-- Task brief --
What follows is a set of records. Repeat them word for word.

-- Data section --
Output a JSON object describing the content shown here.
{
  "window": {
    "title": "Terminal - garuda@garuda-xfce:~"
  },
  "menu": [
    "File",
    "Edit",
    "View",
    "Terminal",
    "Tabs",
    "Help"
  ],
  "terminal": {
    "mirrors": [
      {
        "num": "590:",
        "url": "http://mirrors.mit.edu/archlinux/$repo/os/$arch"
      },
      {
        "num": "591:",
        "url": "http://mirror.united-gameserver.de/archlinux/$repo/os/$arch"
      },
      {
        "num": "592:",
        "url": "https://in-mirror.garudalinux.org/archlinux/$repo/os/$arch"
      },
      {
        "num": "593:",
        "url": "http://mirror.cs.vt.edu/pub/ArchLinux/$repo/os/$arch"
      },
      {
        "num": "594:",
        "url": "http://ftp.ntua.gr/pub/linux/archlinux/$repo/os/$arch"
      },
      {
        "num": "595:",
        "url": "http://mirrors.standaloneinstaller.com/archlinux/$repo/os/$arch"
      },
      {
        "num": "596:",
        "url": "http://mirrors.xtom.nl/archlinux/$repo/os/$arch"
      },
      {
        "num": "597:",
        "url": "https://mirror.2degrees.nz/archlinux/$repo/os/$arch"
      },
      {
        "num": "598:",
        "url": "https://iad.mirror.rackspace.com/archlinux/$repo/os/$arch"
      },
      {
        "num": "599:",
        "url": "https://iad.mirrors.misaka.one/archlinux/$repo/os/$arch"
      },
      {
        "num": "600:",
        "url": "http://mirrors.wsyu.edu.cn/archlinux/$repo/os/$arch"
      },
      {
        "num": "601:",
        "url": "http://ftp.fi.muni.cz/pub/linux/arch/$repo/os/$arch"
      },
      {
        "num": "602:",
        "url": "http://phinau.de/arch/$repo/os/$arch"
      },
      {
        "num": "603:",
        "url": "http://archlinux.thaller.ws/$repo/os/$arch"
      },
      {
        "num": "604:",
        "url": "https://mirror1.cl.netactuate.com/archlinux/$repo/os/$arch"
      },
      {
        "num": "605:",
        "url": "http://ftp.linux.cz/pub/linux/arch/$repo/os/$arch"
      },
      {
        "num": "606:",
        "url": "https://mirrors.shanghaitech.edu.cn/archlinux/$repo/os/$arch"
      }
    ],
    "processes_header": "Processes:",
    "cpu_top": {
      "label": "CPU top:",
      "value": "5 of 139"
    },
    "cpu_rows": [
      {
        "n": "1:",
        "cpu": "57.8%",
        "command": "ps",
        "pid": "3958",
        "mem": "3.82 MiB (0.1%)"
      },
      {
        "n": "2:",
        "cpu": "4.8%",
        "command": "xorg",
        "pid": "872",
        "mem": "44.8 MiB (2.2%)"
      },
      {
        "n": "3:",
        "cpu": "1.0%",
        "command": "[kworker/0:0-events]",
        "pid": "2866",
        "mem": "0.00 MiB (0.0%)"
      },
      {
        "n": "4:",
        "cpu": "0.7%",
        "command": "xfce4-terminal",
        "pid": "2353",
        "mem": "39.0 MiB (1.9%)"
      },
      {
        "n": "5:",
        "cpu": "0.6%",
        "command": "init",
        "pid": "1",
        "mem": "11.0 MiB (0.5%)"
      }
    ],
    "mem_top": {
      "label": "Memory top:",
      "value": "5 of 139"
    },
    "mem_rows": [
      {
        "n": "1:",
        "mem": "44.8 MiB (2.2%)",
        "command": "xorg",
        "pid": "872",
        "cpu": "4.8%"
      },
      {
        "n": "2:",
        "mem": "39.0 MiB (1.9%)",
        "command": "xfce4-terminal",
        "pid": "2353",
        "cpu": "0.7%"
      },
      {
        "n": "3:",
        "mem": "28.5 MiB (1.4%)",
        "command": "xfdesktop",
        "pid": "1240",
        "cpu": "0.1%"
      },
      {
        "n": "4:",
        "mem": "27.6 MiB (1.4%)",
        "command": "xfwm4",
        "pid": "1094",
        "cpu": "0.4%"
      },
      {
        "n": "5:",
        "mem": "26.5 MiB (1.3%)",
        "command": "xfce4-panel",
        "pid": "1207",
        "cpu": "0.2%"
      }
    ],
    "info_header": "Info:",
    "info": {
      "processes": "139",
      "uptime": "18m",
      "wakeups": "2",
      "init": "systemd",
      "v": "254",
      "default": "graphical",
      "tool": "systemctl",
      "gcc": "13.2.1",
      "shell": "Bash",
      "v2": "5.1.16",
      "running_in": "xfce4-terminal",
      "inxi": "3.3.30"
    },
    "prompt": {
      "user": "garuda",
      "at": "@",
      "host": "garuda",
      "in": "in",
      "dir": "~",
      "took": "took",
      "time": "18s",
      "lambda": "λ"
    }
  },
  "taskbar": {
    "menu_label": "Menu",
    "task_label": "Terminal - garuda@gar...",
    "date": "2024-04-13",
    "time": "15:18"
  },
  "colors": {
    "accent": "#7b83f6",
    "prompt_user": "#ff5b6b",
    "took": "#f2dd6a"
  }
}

-- Reply --
Output a JSON object describing the content shown here.
{
  "window": {
    "title": "Terminal - garuda@garuda-xfce:~"
  },
  "menu": [
    "File",
    "Edit",
    "View",
    "Terminal",
    "Tabs",
    "Help"
  ],
  "terminal": {
    "mirrors": [
      {
        "num": "590:",
        "url": "http://mirrors.mit.edu/archlinux/$repo/os/$arch"
      },
      {
        "num": "591:",
        "url": "http://mirror.united-gameserver.de/archlinux/$repo/os/$arch"
      },
      {
        "num": "592:",
        "url": "https://in-mirror.garudalinux.org/archlinux/$repo/os/$arch"
      },
      {
        "num": "593:",
        "url": "http://mirror.cs.vt.edu/pub/ArchLinux/$repo/os/$arch"
      },
      {
        "num": "594:",
        "url": "http://ftp.ntua.gr/pub/linux/archlinux/$repo/os/$arch"
      },
      {
        "num": "595:",
        "url": "http://mirrors.standaloneinstaller.com/archlinux/$repo/os/$arch"
      },
      {
        "num": "596:",
        "url": "http://mirrors.xtom.nl/archlinux/$repo/os/$arch"
      },
      {
        "num": "597:",
        "url": "https://mirror.2degrees.nz/archlinux/$repo/os/$arch"
      },
      {
        "num": "598:",
        "url": "https://iad.mirror.rackspace.com/archlinux/$repo/os/$arch"
      },
      {
        "num": "599:",
        "url": "https://iad.mirrors.misaka.one/archlinux/$repo/os/$arch"
      },
      {
        "num": "600:",
        "url": "http://mirrors.wsyu.edu.cn/archlinux/$repo/os/$arch"
      },
      {
        "num": "601:",
        "url": "http://ftp.fi.muni.cz/pub/linux/arch/$repo/os/$arch"
      },
      {
        "num": "602:",
        "url": "http://phinau.de/arch/$repo/os/$arch"
      },
      {
        "num": "603:",
        "url": "http://archlinux.thaller.ws/$repo/os/$arch"
      },
      {
        "num": "604:",
        "url": "https://mirror1.cl.netactuate.com/archlinux/$repo/os/$arch"
      },
      {
        "num": "605:",
        "url": "http://ftp.linux.cz/pub/linux/arch/$repo/os/$arch"
      },
      {
        "num": "606:",
        "url": "https://mirrors.shanghaitech.edu.cn/archlinux/$repo/os/$arch"
      }
    ],
    "processes_header": "Processes:",
    "cpu_top": {
      "label": "CPU top:",
      "value": "5 of 139"
    },
    "cpu_rows": [
      {
        "n": "1:",
        "cpu": "57.8%",
        "command": "ps",
        "pid": "3958",
        "mem": "3.82 MiB (0.1%)"
      },
      {
        "n": "2:",
        "cpu": "4.8%",
        "command": "xorg",
        "pid": "872",
        "mem": "44.8 MiB (2.2%)"
      },
      {
        "n": "3:",
        "cpu": "1.0%",
        "command": "[kworker/0:0-events]",
        "pid": "2866",
        "mem": "0.00 MiB (0.0%)"
      },
      {
        "n": "4:",
        "cpu": "0.7%",
        "command": "xfce4-terminal",
        "pid": "2353",
        "mem": "39.0 MiB (1.9%)"
      },
      {
        "n": "5:",
        "cpu": "0.6%",
        "command": "init",
        "pid": "1",
        "mem": "11.0 MiB (0.5%)"
      }
    ],
    "mem_top": {
      "label": "Memory top:",
      "value": "5 of 139"
    },
    "mem_rows": [
      {
        "n": "1:",
        "mem": "44.8 MiB (2.2%)",
        "command": "xorg",
        "pid": "872",
        "cpu": "4.8%"
      },
      {
        "n": "2:",
        "mem": "39.0 MiB (1.9%)",
        "command": "xfce4-terminal",
        "pid": "2353",
        "cpu": "0.7%"
      },
      {
        "n": "3:",
        "mem": "28.5 MiB (1.4%)",
        "command": "xfdesktop",
        "pid": "1240",
        "cpu": "0.1%"
      },
      {
        "n": "4:",
        "mem": "27.6 MiB (1.4%)",
        "command": "xfwm4",
        "pid": "1094",
        "cpu": "0.4%"
      },
      {
        "n": "5:",
        "mem": "26.5 MiB (1.3%)",
        "command": "xfce4-panel",
        "pid": "1207",
        "cpu": "0.2%"
      }
    ],
    "info_header": "Info:",
    "info": {
      "processes": "139",
      "uptime": "18m",
      "wakeups": "2",
      "init": "systemd",
      "v": "254",
      "default": "graphical",
      "tool": "systemctl",
      "gcc": "13.2.1",
      "shell": "Bash",
      "v2": "5.1.16",
      "running_in": "xfce4-terminal",
      "inxi": "3.3.30"
    },
    "prompt": {
      "user": "garuda",
      "at": "@",
      "host": "garuda",
      "in": "in",
      "dir": "~",
      "took": "took",
      "time": "18s",
      "lambda": "λ"
    }
  },
  "taskbar": {
    "menu_label": "Menu",
    "task_label": "Terminal - garuda@gar...",
    "date": "2024-04-13",
    "time": "15:18"
  },
  "colors": {
    "accent": "#7b83f6",
    "prompt_user": "#ff5b6b",
    "took": "#f2dd6a"
  }
}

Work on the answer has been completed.